What is required. Every line below that mentions the word "Raydium" should be copied out.

The input.

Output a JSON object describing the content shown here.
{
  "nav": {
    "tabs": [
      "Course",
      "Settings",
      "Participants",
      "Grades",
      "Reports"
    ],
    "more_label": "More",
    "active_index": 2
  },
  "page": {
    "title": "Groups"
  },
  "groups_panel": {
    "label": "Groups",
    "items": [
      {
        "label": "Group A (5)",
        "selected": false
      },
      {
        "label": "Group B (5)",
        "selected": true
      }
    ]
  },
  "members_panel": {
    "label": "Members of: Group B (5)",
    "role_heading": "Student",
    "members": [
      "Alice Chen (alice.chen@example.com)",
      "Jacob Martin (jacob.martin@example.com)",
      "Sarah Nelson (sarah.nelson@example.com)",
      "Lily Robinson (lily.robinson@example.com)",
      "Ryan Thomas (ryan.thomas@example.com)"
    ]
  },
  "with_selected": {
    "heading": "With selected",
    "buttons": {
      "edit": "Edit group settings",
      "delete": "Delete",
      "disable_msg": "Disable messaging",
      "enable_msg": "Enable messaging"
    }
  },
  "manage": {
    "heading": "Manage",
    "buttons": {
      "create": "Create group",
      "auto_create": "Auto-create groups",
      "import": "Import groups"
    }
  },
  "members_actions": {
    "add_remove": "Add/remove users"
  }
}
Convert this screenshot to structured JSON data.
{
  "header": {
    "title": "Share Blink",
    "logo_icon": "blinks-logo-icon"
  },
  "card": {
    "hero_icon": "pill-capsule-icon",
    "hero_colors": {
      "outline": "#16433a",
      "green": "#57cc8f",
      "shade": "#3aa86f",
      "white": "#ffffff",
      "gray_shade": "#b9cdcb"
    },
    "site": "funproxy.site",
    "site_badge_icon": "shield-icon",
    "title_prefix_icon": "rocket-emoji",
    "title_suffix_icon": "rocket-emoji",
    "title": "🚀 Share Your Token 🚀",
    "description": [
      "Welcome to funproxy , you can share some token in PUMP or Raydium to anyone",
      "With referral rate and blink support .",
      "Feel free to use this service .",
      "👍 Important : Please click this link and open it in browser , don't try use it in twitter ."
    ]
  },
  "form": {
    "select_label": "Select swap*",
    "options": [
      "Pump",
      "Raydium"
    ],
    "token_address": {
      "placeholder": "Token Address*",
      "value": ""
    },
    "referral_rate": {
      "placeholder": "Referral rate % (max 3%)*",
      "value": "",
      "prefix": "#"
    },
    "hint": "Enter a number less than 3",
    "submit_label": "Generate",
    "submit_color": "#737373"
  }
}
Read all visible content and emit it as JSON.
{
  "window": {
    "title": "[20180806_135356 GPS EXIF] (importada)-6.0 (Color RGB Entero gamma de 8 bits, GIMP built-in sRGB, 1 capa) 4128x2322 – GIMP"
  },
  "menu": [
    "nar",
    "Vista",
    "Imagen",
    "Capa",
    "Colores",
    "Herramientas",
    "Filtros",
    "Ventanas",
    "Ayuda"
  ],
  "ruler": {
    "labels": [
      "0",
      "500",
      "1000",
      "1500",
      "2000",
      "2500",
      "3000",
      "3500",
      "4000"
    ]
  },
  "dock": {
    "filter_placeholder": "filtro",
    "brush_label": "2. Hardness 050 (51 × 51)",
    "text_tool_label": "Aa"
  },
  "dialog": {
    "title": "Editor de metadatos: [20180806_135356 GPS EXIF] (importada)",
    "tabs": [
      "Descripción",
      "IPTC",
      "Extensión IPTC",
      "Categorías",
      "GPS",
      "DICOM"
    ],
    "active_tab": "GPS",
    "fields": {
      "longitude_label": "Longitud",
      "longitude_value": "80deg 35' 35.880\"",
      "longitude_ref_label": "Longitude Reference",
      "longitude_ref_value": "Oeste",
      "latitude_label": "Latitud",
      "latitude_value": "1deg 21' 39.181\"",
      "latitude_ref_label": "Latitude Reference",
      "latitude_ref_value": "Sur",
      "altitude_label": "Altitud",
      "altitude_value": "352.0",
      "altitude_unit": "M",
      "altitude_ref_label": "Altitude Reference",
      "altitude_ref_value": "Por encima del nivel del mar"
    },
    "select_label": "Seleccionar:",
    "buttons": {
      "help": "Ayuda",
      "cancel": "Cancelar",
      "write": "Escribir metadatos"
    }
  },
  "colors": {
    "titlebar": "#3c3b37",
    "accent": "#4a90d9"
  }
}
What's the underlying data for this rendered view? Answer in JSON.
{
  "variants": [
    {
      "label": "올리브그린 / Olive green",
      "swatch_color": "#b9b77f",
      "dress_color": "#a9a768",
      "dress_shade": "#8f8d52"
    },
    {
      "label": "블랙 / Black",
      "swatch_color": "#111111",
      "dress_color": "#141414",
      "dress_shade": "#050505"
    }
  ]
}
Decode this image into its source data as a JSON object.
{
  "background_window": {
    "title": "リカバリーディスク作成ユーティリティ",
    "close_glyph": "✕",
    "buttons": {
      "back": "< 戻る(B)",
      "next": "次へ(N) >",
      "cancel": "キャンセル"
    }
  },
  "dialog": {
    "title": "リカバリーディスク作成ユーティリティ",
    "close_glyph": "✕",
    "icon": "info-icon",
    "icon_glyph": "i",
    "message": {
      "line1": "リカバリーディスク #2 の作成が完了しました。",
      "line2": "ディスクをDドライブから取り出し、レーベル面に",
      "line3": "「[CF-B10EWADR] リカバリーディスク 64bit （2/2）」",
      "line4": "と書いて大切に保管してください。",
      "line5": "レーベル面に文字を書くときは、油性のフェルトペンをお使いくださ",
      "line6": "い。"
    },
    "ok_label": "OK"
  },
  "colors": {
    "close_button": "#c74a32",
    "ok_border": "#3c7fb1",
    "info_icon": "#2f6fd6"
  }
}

Written solution.
      "Welcome to funproxy , you can share some token in PUMP or Raydium to anyone",
      "Raydium"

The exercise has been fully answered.